The special’s producer, Lee Orgel, didn’t think that Jim Backus, who has been the voice of the cranky Magoo since its debut in 1949, could handle the musical numbers. “Lee had just produced the animated film ‘Gay Purr-ee’ with Judy Garland and Robert Goulet,” says animator Darrell Van Citters, author of “Mr. Magoo’s Christmas Carol: The Making of the First Animated Christmas Special.” Van Citters will host a screening of “Magoo” at 4 p.m. Saturday at the American Cinematheque’s Aero Theatre in Santa Monica.
“Lee wanted Robert Goulet to sing all of Jim Backus’ parts,” Van Citters says. “Somehow Jim must have convinced him he could pull it off. I don’t think it would have worked with Goulet. There would be a real audience disconnect.”
Orgel had a difficult time initially getting a composer to write the score. Van Citters explains that he first approached composer Richard Rodgers, but he turned it down. So did Frank Loesser.
But Styne responded to the project quickly. He brought Merrill on board, and they began writing the songs in March 1962, even before the animation began on the special.
Mr. Magoo was created by UPA animation studio and made his debut in “Ragtime Bear” in 1949. Two of the shorts starring the little, wealthy retiree who refused to admit he needed glasses won Academy Awards: 1955’s “When Magoo Flew” and 1956’s “Magoo’s Puddle Jumper.” He even starred in a feature-length film, 1959’s “1001 Arabian Nights.”
But in 1960, UPA changed hands. Because the theatrical market for animated shorts had run dry, they began making cartoons for television.

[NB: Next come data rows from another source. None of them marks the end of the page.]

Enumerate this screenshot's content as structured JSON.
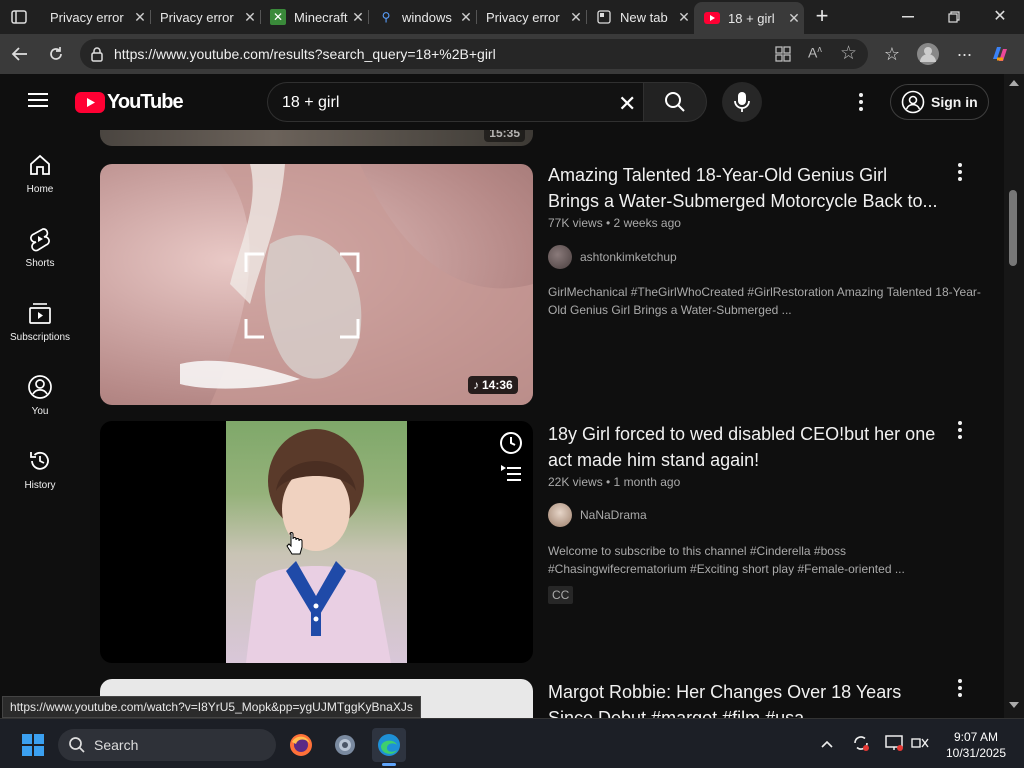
{
  "browser": {
    "tabs": [
      {
        "label": "Privacy error",
        "icon": "warning-icon"
      },
      {
        "label": "Privacy error",
        "icon": "warning-icon"
      },
      {
        "label": "Minecraft",
        "icon": "minecraft-icon"
      },
      {
        "label": "windows",
        "icon": "search-icon"
      },
      {
        "label": "Privacy error",
        "icon": "warning-icon"
      },
      {
        "label": "New tab",
        "icon": "newtab-icon"
      },
      {
        "label": "18 + girl",
        "icon": "youtube-icon"
      }
    ],
    "url": "https://www.youtube.com/results?search_query=18+%2B+girl",
    "new_tab_symbol": "+"
  },
  "youtube": {
    "logo_text": "YouTube",
    "search_query": "18 + girl",
    "sign_in": "Sign in",
    "sidebar": [
      {
        "label": "Home",
        "icon": "home-icon"
      },
      {
        "label": "Shorts",
        "icon": "shorts-icon"
      },
      {
        "label": "Subscriptions",
        "icon": "subscriptions-icon"
      },
      {
        "label": "You",
        "icon": "you-icon"
      },
      {
        "label": "History",
        "icon": "history-icon"
      }
    ],
    "videos": [
      {
        "title_line1": "Amazing Talented 18-Year-Old Genius Girl",
        "title_line2": "Brings a Water-Submerged Motorcycle Back to...",
        "meta": "77K views • 2 weeks ago",
        "channel": "ashtonkimketchup",
        "desc_line1": "GirlMechanical #TheGirlWhoCreated #GirlRestoration Amazing Talented 18-Year-",
        "desc_line2": "Old Genius Girl Brings a Water-Submerged ...",
        "duration": "14:36"
      },
      {
        "title_line1": "18y Girl forced to wed disabled CEO!but her one",
        "title_line2": "act made him stand again!",
        "meta": "22K views • 1 month ago",
        "channel": "NaNaDrama",
        "desc_line1": "Welcome to subscribe to this channel #Cinderella #boss",
        "desc_line2": "#Chasingwifecrematorium #Exciting short play #Female-oriented ...",
        "badge": "CC"
      },
      {
        "title_line1": "Margot Robbie: Her Changes Over 18 Years",
        "title_line2": "Since Debut #margot #film #usa"
      }
    ],
    "partial_top_duration": "15:35"
  },
  "status_link": "https://www.youtube.com/watch?v=I8YrU5_Mopk&pp=ygUJMTggKyBnaXJs",
  "taskbar": {
    "search_label": "Search",
    "time": "9:07 AM",
    "date": "10/31/2025"
  }
}
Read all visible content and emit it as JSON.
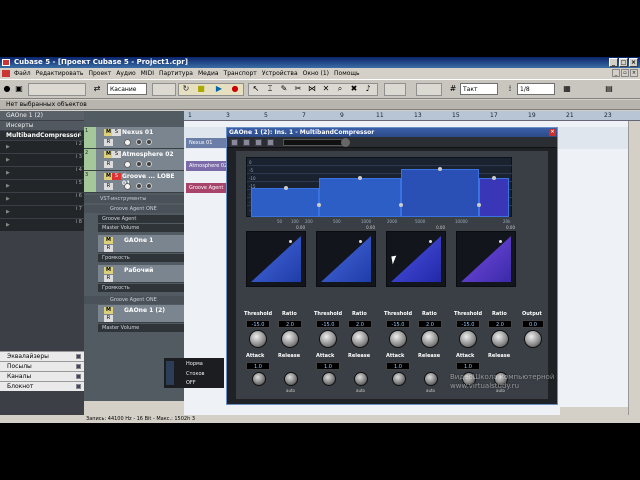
{
  "window": {
    "title": "Cubase 5 - [Проект Cubase 5 - Project1.cpr]"
  },
  "menu": [
    "Файл",
    "Редактировать",
    "Проект",
    "Аудио",
    "MIDI",
    "Партитура",
    "Медиа",
    "Транспорт",
    "Устройства",
    "Окно (1)",
    "Помощь"
  ],
  "toolbar": {
    "automation_mode": "Касание",
    "snap_mode": "Такт",
    "quantize": "1/8"
  },
  "infoline": "Нет выбранных объектов",
  "inspector": {
    "track_name": "GAOne 1 (2)",
    "section_inserts": "Инсерты",
    "slot1": "MultibandCompressor",
    "slot_numbers": [
      "i 1",
      "i 2",
      "i 3",
      "i 4",
      "i 5",
      "i 6",
      "i 7",
      "i 8"
    ],
    "bottom": [
      "Эквалайзеры",
      "Посылы",
      "Каналы",
      "Блокнот"
    ]
  },
  "tracks": [
    {
      "num": "1",
      "name": "Nexus 01"
    },
    {
      "num": "2",
      "name": "Atmosphere 02"
    },
    {
      "num": "3",
      "name": "Groove ... LOBE 01"
    }
  ],
  "subtracks": {
    "vst_folder": "VST-инструменты",
    "groove_agent": "Groove Agent ONE",
    "groove_agent_short": "Groove Agent",
    "master_volume": "Master Volume",
    "gaone1": "GAOne 1",
    "volume": "Громкость",
    "work": "Рабочий",
    "groove_agent_one2": "Groove Agent ONE",
    "gaone1_2": "GAOne 1 (2)",
    "volume2": "Громкость",
    "master_volume2": "Master Volume"
  },
  "status": "Запись: 44100 Hz - 16 Bit - Макс.: 1502h 3",
  "ruler": [
    "1",
    "3",
    "5",
    "7",
    "9",
    "11",
    "13",
    "15",
    "17",
    "19",
    "21",
    "23"
  ],
  "events": [
    "Nexus 01",
    "Atmosphere 02",
    "Groove Agent ONE"
  ],
  "mini_panel": {
    "line1": "Норма",
    "line2": "Стоков",
    "line3": "OFF"
  },
  "plugin": {
    "title": "GAOne 1 (2): Ins. 1 - MultibandCompressor",
    "db_labels": [
      "0",
      "-5",
      "-10",
      "-15",
      "-20",
      "-25",
      "-30",
      "-35"
    ],
    "freq_labels": [
      "50",
      "100",
      "200",
      "500",
      "1000",
      "2000",
      "5000",
      "10000",
      "20k"
    ],
    "bands": [
      {
        "curve_label": "0.00",
        "threshold": "-15.0",
        "ratio": "2.0",
        "attack": "1.0"
      },
      {
        "curve_label": "0.00",
        "threshold": "-15.0",
        "ratio": "2.0",
        "attack": "1.0"
      },
      {
        "curve_label": "0.00",
        "threshold": "-15.0",
        "ratio": "2.0",
        "attack": "1.0"
      },
      {
        "curve_label": "0.00",
        "threshold": "-15.0",
        "ratio": "2.0",
        "attack": "1.0"
      }
    ],
    "labels": {
      "threshold": "Threshold",
      "ratio": "Ratio",
      "attack": "Attack",
      "release": "Release",
      "output": "Output",
      "auto": "auto"
    },
    "output_value": "0.0"
  },
  "watermark": {
    "line1": "ВидеоШкола компьютерной",
    "line2": "www.virtualstudy.ru"
  },
  "colors": {
    "band": "#2c5ec6",
    "titlebar": "#0a246a"
  }
}
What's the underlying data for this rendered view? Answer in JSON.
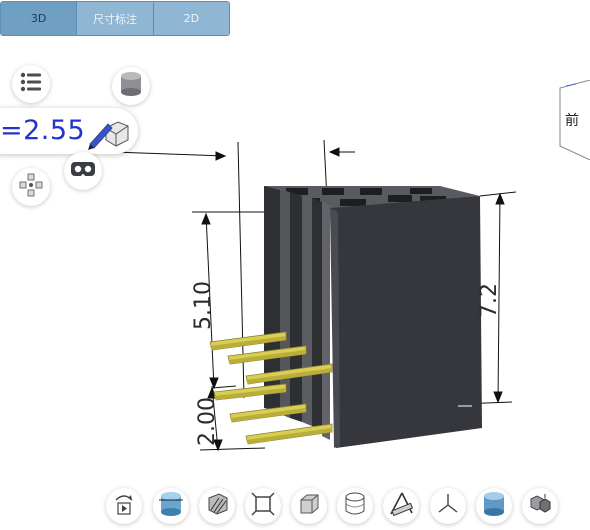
{
  "tabs": [
    {
      "label": "3D",
      "active": true
    },
    {
      "label": "尺寸标注",
      "active": false
    },
    {
      "label": "2D",
      "active": false
    }
  ],
  "measure_readout": "=2.55",
  "viewcube_label": "前",
  "dimensions": {
    "left_upper": "5.10",
    "left_lower": "2.00",
    "right": "7.2"
  },
  "toolbar": [
    {
      "name": "rotate-play-icon"
    },
    {
      "name": "section-view-icon"
    },
    {
      "name": "hatch-cube-icon"
    },
    {
      "name": "fit-view-icon"
    },
    {
      "name": "solid-cube-icon"
    },
    {
      "name": "wireframe-cylinder-icon"
    },
    {
      "name": "measure-angle-icon"
    },
    {
      "name": "axes-icon"
    },
    {
      "name": "material-cylinder-icon"
    },
    {
      "name": "explode-icon"
    }
  ],
  "colors": {
    "tab_active": "#6f9fc3",
    "tab_inactive": "#8fb6d3",
    "housing": "#3a3b40",
    "pin": "#d8cc50",
    "readout": "#2433c8"
  }
}
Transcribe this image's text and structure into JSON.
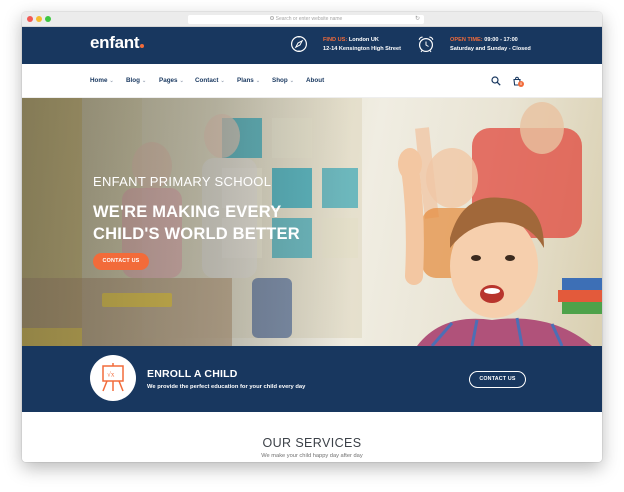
{
  "browser": {
    "url_placeholder": "Search or enter website name",
    "reload_icon": "reload-icon"
  },
  "header": {
    "logo": "enfant",
    "find_us": {
      "label": "FIND US:",
      "line1": "London UK",
      "line2": "12-14 Kensington High Street",
      "icon": "compass-icon"
    },
    "open_time": {
      "label": "OPEN TIME:",
      "line1": "09:00 - 17:00",
      "line2": "Saturday and Sunday - Closed",
      "icon": "alarm-clock-icon"
    }
  },
  "nav": {
    "items": [
      {
        "label": "Home",
        "has_dropdown": true
      },
      {
        "label": "Blog",
        "has_dropdown": true
      },
      {
        "label": "Pages",
        "has_dropdown": true
      },
      {
        "label": "Contact",
        "has_dropdown": true
      },
      {
        "label": "Plans",
        "has_dropdown": true
      },
      {
        "label": "Shop",
        "has_dropdown": true
      },
      {
        "label": "About",
        "has_dropdown": false
      }
    ],
    "search_icon": "search-icon",
    "cart_icon": "cart-icon",
    "cart_count": "0"
  },
  "hero": {
    "subtitle": "ENFANT PRIMARY SCHOOL",
    "title_line1": "WE'RE MAKING EVERY",
    "title_line2": "CHILD'S WORLD BETTER",
    "cta_label": "CONTACT US"
  },
  "enroll": {
    "icon": "easel-board-icon",
    "title": "ENROLL A CHILD",
    "subtitle": "We provide the perfect education for your child every day",
    "button_label": "CONTACT US"
  },
  "services": {
    "title": "OUR SERVICES",
    "subtitle": "We make your child happy day after day"
  },
  "colors": {
    "primary": "#18375f",
    "accent": "#f26b3a",
    "background": "#ffffff"
  }
}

It was Orgel’s idea to put Magoo and UPA’s other famous character, Gerald McBoing-Boing — as Tiny Tim — into a musical version of the Dickens classic, Van Citters explains. “It seemed like an odd thing, but he probably saw Lionel Bart’s “Oliver!’ on stage, and that was the first time they put music and lyrics together to Dickens.”
Van Citters says that it is the score that really makes the special soar. And so do the performers, including such Broadway vets as Jack Cassidy and Jane Kean. Among the gems are the lively “The Lord’s Bright Blessing,” the poignant “Alone in the World” and the haunting tune of lost love, “Winter Was Warm.”